---- DATA FOR THIS EXERCISE
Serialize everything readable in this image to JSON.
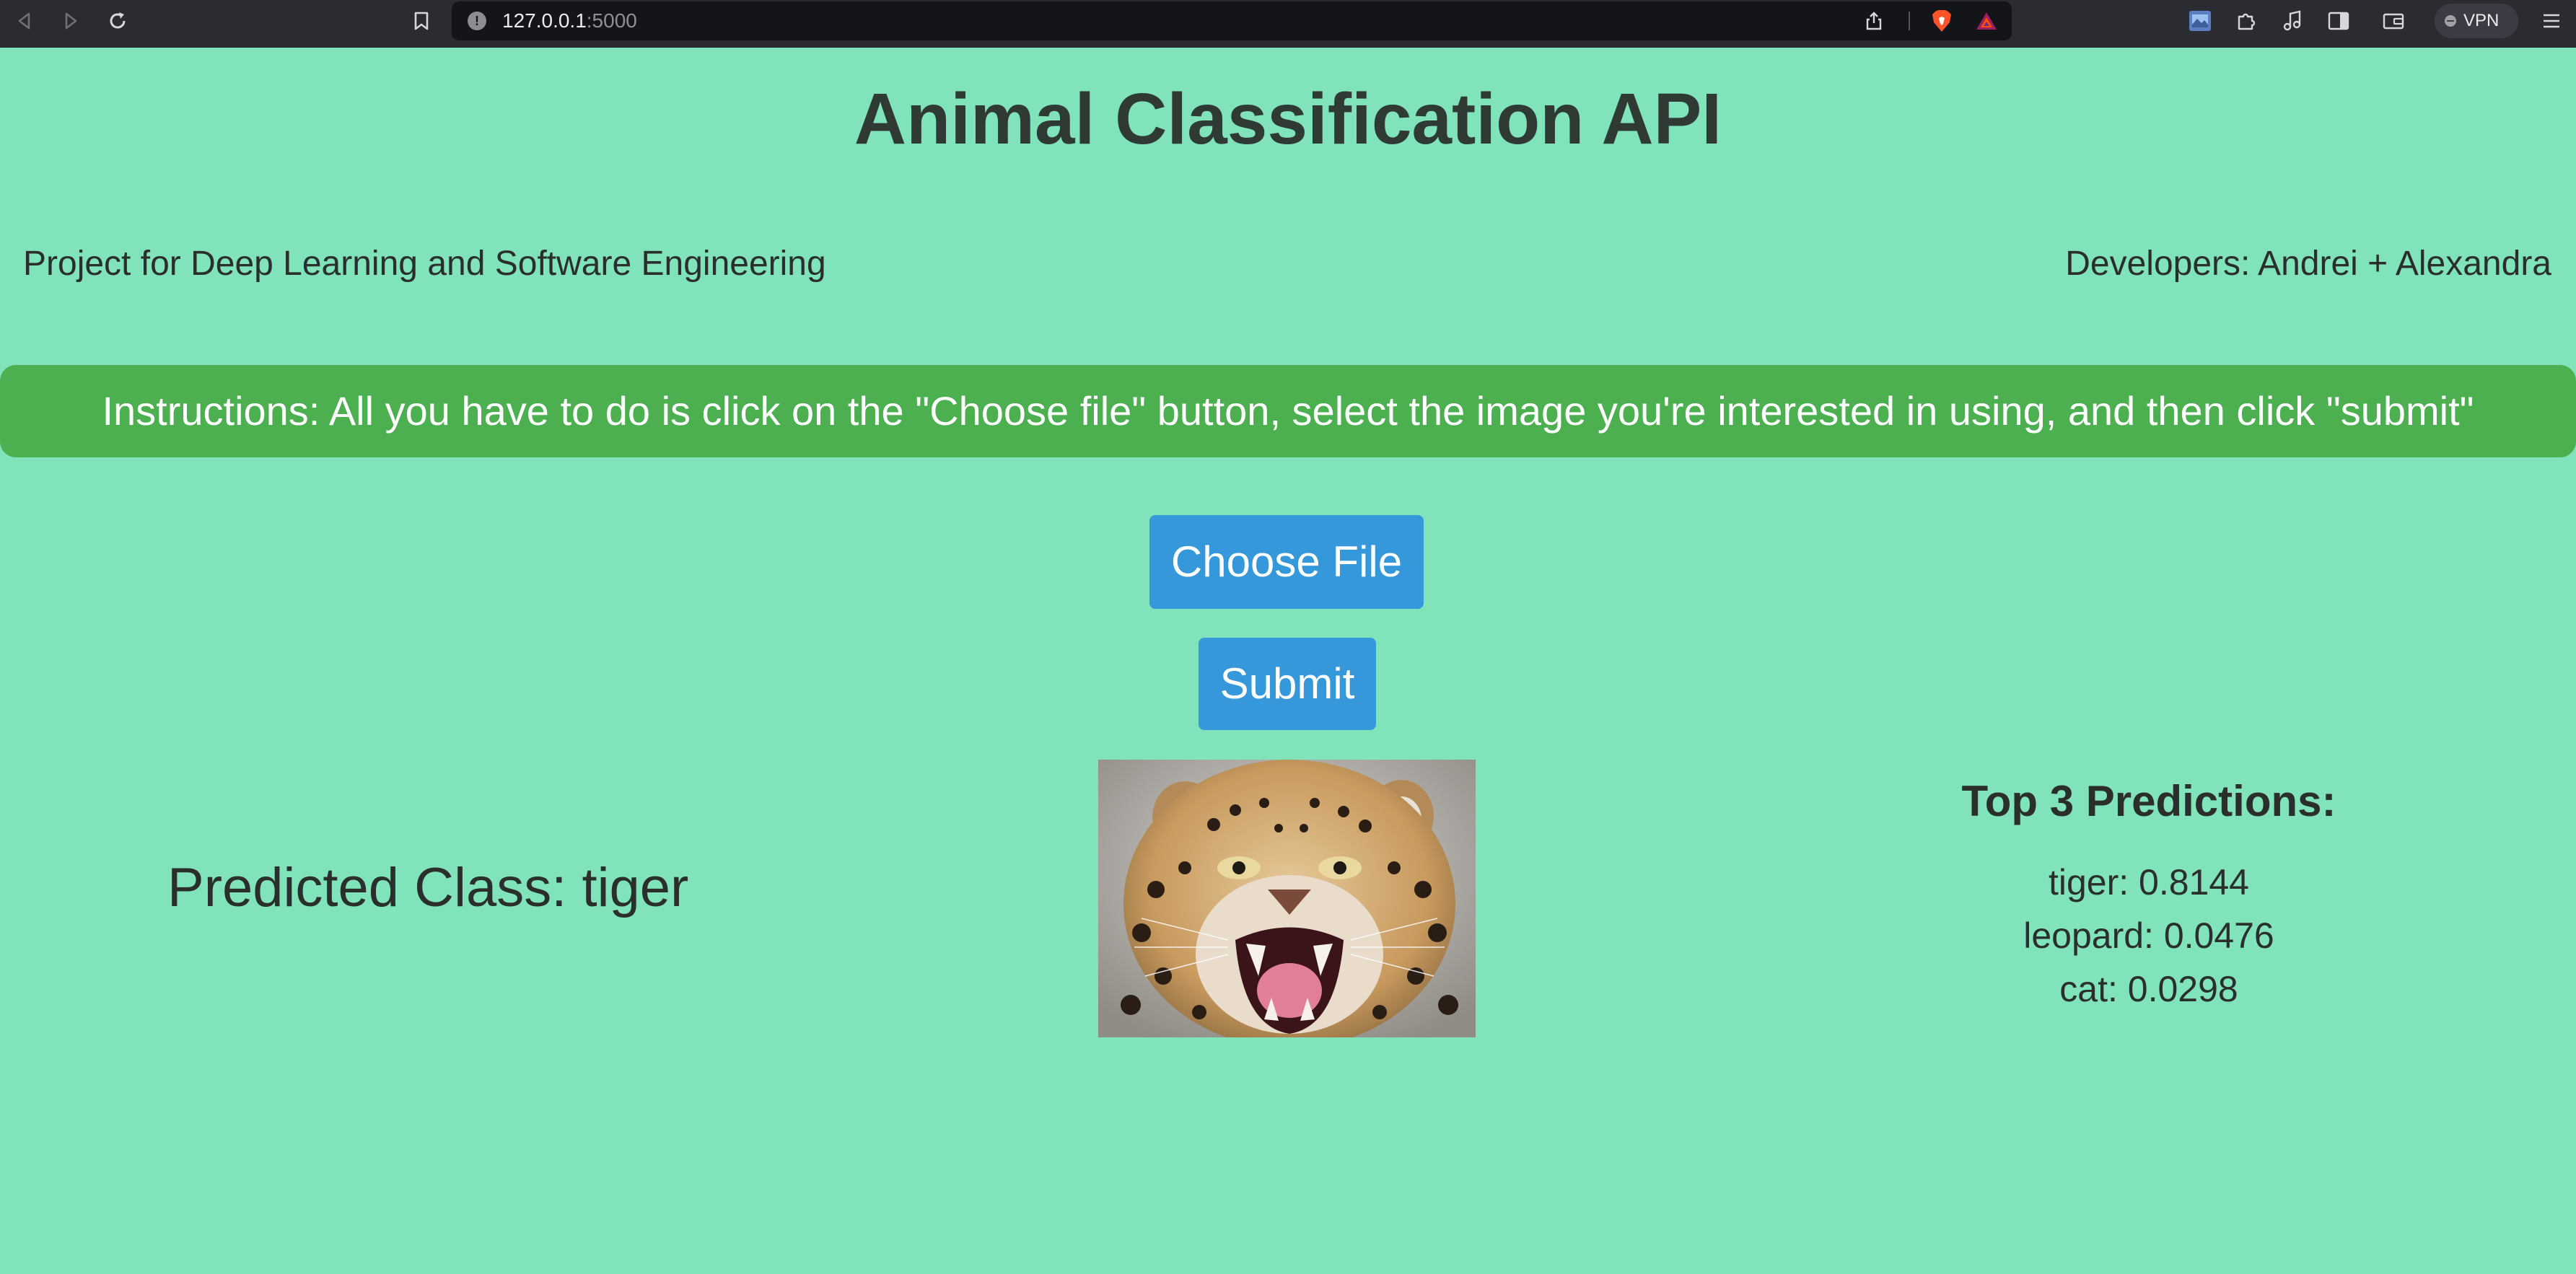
{
  "browser": {
    "url_host": "127.0.0.1",
    "url_port": ":5000",
    "vpn_label": "VPN",
    "icons": [
      "back-icon",
      "forward-icon",
      "reload-icon",
      "bookmark-icon",
      "site-info-icon",
      "share-icon",
      "brave-shields-icon",
      "brave-rewards-icon",
      "extension-icon",
      "puzzle-icon",
      "music-icon",
      "sidebar-icon",
      "wallet-icon",
      "menu-icon"
    ]
  },
  "page": {
    "title": "Animal Classification API",
    "project": "Project for Deep Learning and Software Engineering",
    "developers": "Developers: Andrei + Alexandra",
    "instructions": "Instructions: All you have to do is click on the \"Choose file\" button, select the image you're interested in using, and then click \"submit\"",
    "choose_file_label": "Choose File",
    "submit_label": "Submit",
    "predicted_class": "Predicted Class: tiger",
    "top_predictions_title": "Top 3 Predictions:",
    "top_predictions": [
      "tiger: 0.8144",
      "leopard: 0.0476",
      "cat: 0.0298"
    ]
  },
  "colors": {
    "background": "#80e3b9",
    "instructions_bg": "#4caf50",
    "button_bg": "#3498db",
    "browser_toolbar": "#2b2c32"
  }
}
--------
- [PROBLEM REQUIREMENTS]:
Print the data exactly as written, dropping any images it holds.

- [RESPONSE AREA]:
Serialize everything readable in this image to JSON.
{
  "browser": {
    "url_host": "127.0.0.1",
    "url_port": ":5000",
    "vpn_label": "VPN",
    "icons": [
      "back-icon",
      "forward-icon",
      "reload-icon",
      "bookmark-icon",
      "site-info-icon",
      "share-icon",
      "brave-shields-icon",
      "brave-rewards-icon",
      "extension-icon",
      "puzzle-icon",
      "music-icon",
      "sidebar-icon",
      "wallet-icon",
      "menu-icon"
    ]
  },
  "page": {
    "title": "Animal Classification API",
    "project": "Project for Deep Learning and Software Engineering",
    "developers": "Developers: Andrei + Alexandra",
    "instructions": "Instructions: All you have to do is click on the \"Choose file\" button, select the image you're interested in using, and then click \"submit\"",
    "choose_file_label": "Choose File",
    "submit_label": "Submit",
    "predicted_class": "Predicted Class: tiger",
    "top_predictions_title": "Top 3 Predictions:",
    "top_predictions": [
      "tiger: 0.8144",
      "leopard: 0.0476",
      "cat: 0.0298"
    ]
  },
  "colors": {
    "background": "#80e3b9",
    "instructions_bg": "#4caf50",
    "button_bg": "#3498db",
    "browser_toolbar": "#2b2c32"
  }
}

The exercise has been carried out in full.